* EXERCISE
Leave every entry as it is and write the data out in full.

**** DATA PROVIDED

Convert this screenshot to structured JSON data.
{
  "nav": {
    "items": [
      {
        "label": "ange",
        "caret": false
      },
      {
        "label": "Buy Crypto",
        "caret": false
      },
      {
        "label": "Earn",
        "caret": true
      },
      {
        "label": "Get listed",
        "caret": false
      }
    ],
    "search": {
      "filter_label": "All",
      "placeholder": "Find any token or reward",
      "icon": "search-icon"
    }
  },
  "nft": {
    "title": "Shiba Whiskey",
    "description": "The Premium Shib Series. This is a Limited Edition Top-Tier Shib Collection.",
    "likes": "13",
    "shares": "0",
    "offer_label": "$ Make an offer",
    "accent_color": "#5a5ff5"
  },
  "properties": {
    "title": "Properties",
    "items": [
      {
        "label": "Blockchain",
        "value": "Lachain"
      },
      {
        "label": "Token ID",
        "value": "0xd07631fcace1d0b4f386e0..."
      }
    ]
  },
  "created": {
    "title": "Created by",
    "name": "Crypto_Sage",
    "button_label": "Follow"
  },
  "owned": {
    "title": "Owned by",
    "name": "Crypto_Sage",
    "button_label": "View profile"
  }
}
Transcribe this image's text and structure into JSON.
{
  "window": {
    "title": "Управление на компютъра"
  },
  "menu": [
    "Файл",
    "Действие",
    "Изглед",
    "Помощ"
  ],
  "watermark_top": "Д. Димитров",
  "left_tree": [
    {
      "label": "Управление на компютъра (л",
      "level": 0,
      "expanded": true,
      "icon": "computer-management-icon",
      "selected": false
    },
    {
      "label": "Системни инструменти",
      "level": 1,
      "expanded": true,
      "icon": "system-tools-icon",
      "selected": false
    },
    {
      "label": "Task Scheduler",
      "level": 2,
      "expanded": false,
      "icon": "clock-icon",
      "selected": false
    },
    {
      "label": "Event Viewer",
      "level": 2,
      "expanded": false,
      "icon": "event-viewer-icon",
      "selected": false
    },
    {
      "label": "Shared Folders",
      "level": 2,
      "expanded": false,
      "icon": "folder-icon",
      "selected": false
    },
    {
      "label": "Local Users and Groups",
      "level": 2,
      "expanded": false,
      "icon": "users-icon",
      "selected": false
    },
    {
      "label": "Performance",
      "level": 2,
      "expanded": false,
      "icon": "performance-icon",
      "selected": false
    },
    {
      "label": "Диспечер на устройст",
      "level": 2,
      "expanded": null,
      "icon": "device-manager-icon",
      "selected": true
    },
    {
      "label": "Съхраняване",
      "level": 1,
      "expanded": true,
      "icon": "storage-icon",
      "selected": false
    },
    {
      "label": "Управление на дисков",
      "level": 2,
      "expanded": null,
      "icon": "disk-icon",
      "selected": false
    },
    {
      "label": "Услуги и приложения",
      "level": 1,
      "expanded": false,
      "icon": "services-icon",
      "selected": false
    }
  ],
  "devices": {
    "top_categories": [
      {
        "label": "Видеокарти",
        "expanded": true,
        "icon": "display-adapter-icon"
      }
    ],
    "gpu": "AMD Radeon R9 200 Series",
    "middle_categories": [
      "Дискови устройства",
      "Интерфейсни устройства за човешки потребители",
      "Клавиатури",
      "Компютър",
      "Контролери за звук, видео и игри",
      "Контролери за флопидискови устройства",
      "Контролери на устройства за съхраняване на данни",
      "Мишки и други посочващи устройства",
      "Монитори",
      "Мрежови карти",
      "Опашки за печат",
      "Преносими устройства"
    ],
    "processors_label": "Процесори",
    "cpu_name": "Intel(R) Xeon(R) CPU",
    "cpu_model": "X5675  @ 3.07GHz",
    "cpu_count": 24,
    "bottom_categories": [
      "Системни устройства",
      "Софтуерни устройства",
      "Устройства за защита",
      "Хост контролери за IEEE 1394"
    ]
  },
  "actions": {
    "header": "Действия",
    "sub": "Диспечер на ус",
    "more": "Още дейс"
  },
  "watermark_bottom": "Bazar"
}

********

* RESPONSE TO THE EXERCISE
Convert this screenshot to structured JSON data.
{
  "nav": {
    "items": [
      {
        "label": "ange",
        "caret": false
      },
      {
        "label": "Buy Crypto",
        "caret": false
      },
      {
        "label": "Earn",
        "caret": true
      },
      {
        "label": "Get listed",
        "caret": false
      }
    ],
    "search": {
      "filter_label": "All",
      "placeholder": "Find any token or reward",
      "icon": "search-icon"
    }
  },
  "nft": {
    "title": "Shiba Whiskey",
    "description": "The Premium Shib Series. This is a Limited Edition Top-Tier Shib Collection.",
    "likes": "13",
    "shares": "0",
    "offer_label": "$ Make an offer",
    "accent_color": "#5a5ff5"
  },
  "properties": {
    "title": "Properties",
    "items": [
      {
        "label": "Blockchain",
        "value": "Lachain"
      },
      {
        "label": "Token ID",
        "value": "0xd07631fcace1d0b4f386e0..."
      }
    ]
  },
  "created": {
    "title": "Created by",
    "name": "Crypto_Sage",
    "button_label": "Follow"
  },
  "owned": {
    "title": "Owned by",
    "name": "Crypto_Sage",
    "button_label": "View profile"
  }
}
Transcribe this image's text and structure into JSON.
{
  "window": {
    "title": "Управление на компютъра"
  },
  "menu": [
    "Файл",
    "Действие",
    "Изглед",
    "Помощ"
  ],
  "watermark_top": "Д. Димитров",
  "left_tree": [
    {
      "label": "Управление на компютъра (л",
      "level": 0,
      "expanded": true,
      "icon": "computer-management-icon",
      "selected": false
    },
    {
      "label": "Системни инструменти",
      "level": 1,
      "expanded": true,
      "icon": "system-tools-icon",
      "selected": false
    },
    {
      "label": "Task Scheduler",
      "level": 2,
      "expanded": false,
      "icon": "clock-icon",
      "selected": false
    },
    {
      "label": "Event Viewer",
      "level": 2,
      "expanded": false,
      "icon": "event-viewer-icon",
      "selected": false
    },
    {
      "label": "Shared Folders",
      "level": 2,
      "expanded": false,
      "icon": "folder-icon",
      "selected": false
    },
    {
      "label": "Local Users and Groups",
      "level": 2,
      "expanded": false,
      "icon": "users-icon",
      "selected": false
    },
    {
      "label": "Performance",
      "level": 2,
      "expanded": false,
      "icon": "performance-icon",
      "selected": false
    },
    {
      "label": "Диспечер на устройст",
      "level": 2,
      "expanded": null,
      "icon": "device-manager-icon",
      "selected": true
    },
    {
      "label": "Съхраняване",
      "level": 1,
      "expanded": true,
      "icon": "storage-icon",
      "selected": false
    },
    {
      "label": "Управление на дисков",
      "level": 2,
      "expanded": null,
      "icon": "disk-icon",
      "selected": false
    },
    {
      "label": "Услуги и приложения",
      "level": 1,
      "expanded": false,
      "icon": "services-icon",
      "selected": false
    }
  ],
  "devices": {
    "top_categories": [
      {
        "label": "Видеокарти",
        "expanded": true,
        "icon": "display-adapter-icon"
      }
    ],
    "gpu": "AMD Radeon R9 200 Series",
    "middle_categories": [
      "Дискови устройства",
      "Интерфейсни устройства за човешки потребители",
      "Клавиатури",
      "Компютър",
      "Контролери за звук, видео и игри",
      "Контролери за флопидискови устройства",
      "Контролери на устройства за съхраняване на данни",
      "Мишки и други посочващи устройства",
      "Монитори",
      "Мрежови карти",
      "Опашки за печат",
      "Преносими устройства"
    ],
    "processors_label": "Процесори",
    "cpu_name": "Intel(R) Xeon(R) CPU",
    "cpu_model": "X5675  @ 3.07GHz",
    "cpu_count": 24,
    "bottom_categories": [
      "Системни устройства",
      "Софтуерни устройства",
      "Устройства за защита",
      "Хост контролери за IEEE 1394"
    ]
  },
  "actions": {
    "header": "Действия",
    "sub": "Диспечер на ус",
    "more": "Още дейс"
  },
  "watermark_bottom": "Bazar"
}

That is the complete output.